30 Jul Mastering the Art of Sending Weekly Project Status Reports to Clients
In any business relationship, effective communication is essential, and it’s particularly crucial when managing projects for clients. Weekly project status reports represent one of the most effective ways to maintain transparency, set expectations, and strengthen relationships with your clients. This article will guide you through the process of crafting comprehensive, clear, and concise weekly project status reports.
Why Weekly Project Status Reports Matter
Weekly project status reports are instrumental in aligning the team, the project manager, and the client. They provide everyone with an up-to-date understanding of where the project stands, including accomplishments, setbacks, and plans for the upcoming week. More importantly, regular updates can prevent misunderstandings or miscommunications, fostering a healthier client relationship.
How to Send Weekly Project Status Reports: A Step-By-Step Guide
Establish the Format:

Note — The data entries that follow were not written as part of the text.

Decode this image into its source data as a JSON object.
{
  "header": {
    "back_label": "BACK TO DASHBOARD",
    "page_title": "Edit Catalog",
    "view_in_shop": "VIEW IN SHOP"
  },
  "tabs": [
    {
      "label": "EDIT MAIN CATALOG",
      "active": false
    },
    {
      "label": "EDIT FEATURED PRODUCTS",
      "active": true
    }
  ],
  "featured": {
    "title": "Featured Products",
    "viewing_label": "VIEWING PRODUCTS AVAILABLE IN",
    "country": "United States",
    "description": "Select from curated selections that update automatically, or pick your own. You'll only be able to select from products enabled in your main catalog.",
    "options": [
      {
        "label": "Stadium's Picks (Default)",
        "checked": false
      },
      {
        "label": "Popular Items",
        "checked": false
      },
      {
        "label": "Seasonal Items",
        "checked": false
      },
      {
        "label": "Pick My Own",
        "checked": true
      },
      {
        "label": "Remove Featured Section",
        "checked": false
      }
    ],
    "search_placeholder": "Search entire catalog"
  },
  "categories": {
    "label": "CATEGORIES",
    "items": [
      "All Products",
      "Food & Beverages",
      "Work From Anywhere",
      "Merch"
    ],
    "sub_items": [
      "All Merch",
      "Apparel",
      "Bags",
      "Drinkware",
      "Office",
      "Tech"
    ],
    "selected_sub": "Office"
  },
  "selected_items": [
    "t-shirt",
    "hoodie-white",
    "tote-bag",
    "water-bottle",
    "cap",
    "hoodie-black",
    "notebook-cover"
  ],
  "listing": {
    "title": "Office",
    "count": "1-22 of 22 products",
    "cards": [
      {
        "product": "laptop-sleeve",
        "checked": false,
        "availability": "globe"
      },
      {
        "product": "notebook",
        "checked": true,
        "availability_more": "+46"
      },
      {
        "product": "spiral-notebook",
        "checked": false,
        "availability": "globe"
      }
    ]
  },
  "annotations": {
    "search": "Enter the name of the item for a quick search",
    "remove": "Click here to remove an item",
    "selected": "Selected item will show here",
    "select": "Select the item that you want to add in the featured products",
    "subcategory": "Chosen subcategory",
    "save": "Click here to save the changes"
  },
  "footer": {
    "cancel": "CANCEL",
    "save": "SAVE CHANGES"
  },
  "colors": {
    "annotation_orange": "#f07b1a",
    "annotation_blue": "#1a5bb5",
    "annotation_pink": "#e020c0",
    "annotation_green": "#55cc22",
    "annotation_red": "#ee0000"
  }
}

The first step is to choose an appropriate format for the report. Whether it’s a simple email, a structured document, or a presentation, the format should match your client’s preferences and the project’s complexity. Some clients might prefer a simple bulleted list, while others may need a more detailed report with charts and graphs.
Define the Sections:
A good status report should have four main sections: Accomplishments, Issues/Challenges, Plans for Next Week, and Risks/Concerns. Under accomplishments, outline the milestones or tasks completed during the past week. In the Issues/Challenges section, honestly detail any setbacks and how you’re addressing them. In the Plans for Next Week section, describe your intended progress, and under Risks/Concerns, alert your client to potential problems on the horizon.
Use Clear, Concise Language:
Remember that your client may not be familiar with industry jargon or technical terms. To avoid confusion, it’s important to use plain, straightforward language in your reports. Be concise but comprehensive in your descriptions.
Include Visuals When Necessary:
Depending on the complexity of your project, visuals like graphs, charts, or timelines can be beneficial. They can provide a quick snapshot of the project’s status and make your report easier to digest.
Encourage your clients to give feedback on the reports. This will allow you to make adjustments to better suit their needs and expectations.
Consistency is Key:
Send your report on the same day and at the same time each week. Consistency helps your client know when to expect your update, and it also shows your commitment to regular communication.
Weekly project status reports not only keep your client informed about the project’s progress, but they also build trust and confidence in your services. By establishing the right format, defining clear sections, using simple language, incorporating visuals, seeking feedback, and maintaining consistency, you can ensure your reports are effective and beneficial to both you and your clients.
Remember, the goal of these reports isn’t just to deliver information—it’s also to maintain an open line of communication and foster a strong, collaborative relationship with your client. A well-crafted status report can go a long way toward achieving that objective.